There’s a very interesting debate happening in human resources right now. It involves whether to split the human resources function. Several prominent voices in the HR thought leadership space have weighed in on the topic, including Ram Charan, Dave Ulrich, Josh Bersin, and John Boudreau.
Regardless of your view, I must admit it’s an exciting conversation. In fact, I think it’s a healthy examination of the profession and its future.
As I was reading these articles about splitting HR, it occurred to me that the profession is changing. Granted, maybe not as fast as some would like but the profession is changing. Because the business world and the workforce is changing.
During this year’s Ultimate Software Connections Conference, Chief Technology Officer Adam Rogers shared with us that, since 2000, 52% of the Fortune 500 firms are gone.Obviously, some of this is directly attributed to the Great Recession but some of it has to do with the way work is changing. Mergers, acquisitions, and disruptive innovation are reshaping the business landscape.
Another shift in business is the new generation of workers. And I’m not necessarily talking about a specific age group. The new workforce is prepared to work anywhere and anytime. They represent almost 30% of the global workforce. They use three or more technology devices on a regular basis.
Onboarding and managing this workforce is different. We need new tools to make employees successful. In the book “Drive”, Dan Pink writes about the three things that employees want in their professional lives:
Autonomy – having control over their work
Mastery – learning opportunities to grow personally and professionally
Purpose – being able to connect with work
But the reality is these “anywhere, anytime workers” are completely overwhelmed. Complexity is killing productivity, creativity, and innovation. Complexity takes the form of being too connected – meetings, technology, etc. The thing that makes us effective and efficient, if overused, can create the opposite effect.
That’s why simplicity is key. Companies must simplify in order to engage the workforce. And if they do, they will see big results. Research shows shareholder returns for companies with engaged employees is 24% (versus 9%).
I believe this is where some of the conversation about changing human resources comes from – the need to simplify human resources process to create a higher level of employee engagement.
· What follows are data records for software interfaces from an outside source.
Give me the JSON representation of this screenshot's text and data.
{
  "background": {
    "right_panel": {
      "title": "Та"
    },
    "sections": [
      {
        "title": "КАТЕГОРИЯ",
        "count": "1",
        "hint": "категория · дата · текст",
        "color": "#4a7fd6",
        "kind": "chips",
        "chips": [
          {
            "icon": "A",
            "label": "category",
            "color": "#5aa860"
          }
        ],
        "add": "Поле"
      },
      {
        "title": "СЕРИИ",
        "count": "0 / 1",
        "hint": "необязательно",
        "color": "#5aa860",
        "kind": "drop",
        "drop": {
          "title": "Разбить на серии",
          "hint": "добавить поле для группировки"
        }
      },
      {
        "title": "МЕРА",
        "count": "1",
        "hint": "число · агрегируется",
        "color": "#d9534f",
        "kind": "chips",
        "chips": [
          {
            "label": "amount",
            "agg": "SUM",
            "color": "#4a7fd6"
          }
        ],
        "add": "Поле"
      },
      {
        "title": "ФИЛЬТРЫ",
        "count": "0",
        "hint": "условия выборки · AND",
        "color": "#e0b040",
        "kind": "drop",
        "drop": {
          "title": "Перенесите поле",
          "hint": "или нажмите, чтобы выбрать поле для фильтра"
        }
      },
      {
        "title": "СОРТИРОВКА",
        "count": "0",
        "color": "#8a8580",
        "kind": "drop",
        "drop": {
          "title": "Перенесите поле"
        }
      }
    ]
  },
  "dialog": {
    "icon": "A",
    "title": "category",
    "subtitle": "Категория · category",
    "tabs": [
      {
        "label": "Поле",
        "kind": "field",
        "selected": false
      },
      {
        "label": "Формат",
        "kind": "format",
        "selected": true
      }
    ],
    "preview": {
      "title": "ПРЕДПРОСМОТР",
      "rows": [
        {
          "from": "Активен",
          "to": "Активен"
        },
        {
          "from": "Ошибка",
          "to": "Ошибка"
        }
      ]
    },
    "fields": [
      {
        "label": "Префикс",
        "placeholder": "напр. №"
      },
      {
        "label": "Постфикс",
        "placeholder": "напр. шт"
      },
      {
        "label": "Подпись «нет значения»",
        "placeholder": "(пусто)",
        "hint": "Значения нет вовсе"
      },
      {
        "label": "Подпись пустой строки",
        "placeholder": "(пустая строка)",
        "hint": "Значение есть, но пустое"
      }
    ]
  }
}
If human resources is successful in reducing the process side, then they would have more time for identifying and developing talent.
To simplify, one of the long standing HR processes has to change. Instead of the traditional employee life cycle focused on the events in an employee’s career, the cycle must focus on the employee discovering, unlocking, and fulfilling their potential. The person-centered life cycle creates employee engagement by focusing on:
- Development. No more linear process. The cycle is continuous.
- Performance. It’s not about where an employee is within the process. It’s about what they’re doing.
- Relationships. The company and employee understand its simplicity can focus on employee success.
To me, the interesting part about the person-centered life cycle is the impact it will have on human resources departments. It places emphasis in all the right places:
Talent: Employees are a key differentiator in businesses. Finding good talent continues to get challenging. Consumers demand a quality experience. This approach focuses talent acquisition and development efforts to supports the business’ goals.
Time: We simply do not have enough of it. Whether we’re dealing with a customer, candidate or employee, organizations have to be in the business of not wasting people’s time.
Transparency: Companies today realize that making their work open and accessible provides a competitive business advantage. Not only for customers, but in the war for talent.
In today’s labor market, candidates choose companies as much, if not more, than companies choose candidates. Candidates want to work at organizations that appreciate and will help develop their potential. Companies want to hire people who will work to their greatest potential.
If you want to learn how the person-centered life cycle can simplify your HR processes, reach out to Ultimate Software and schedule a demo. And, if you’re going to be at the HR Technology Conference in October, stop by their booth (#1935) and say hello. They will provide an exclusive look at their new UltiPro Onboarding solution – register now to save your spot. Be sure to tell them HR Bartender sent you!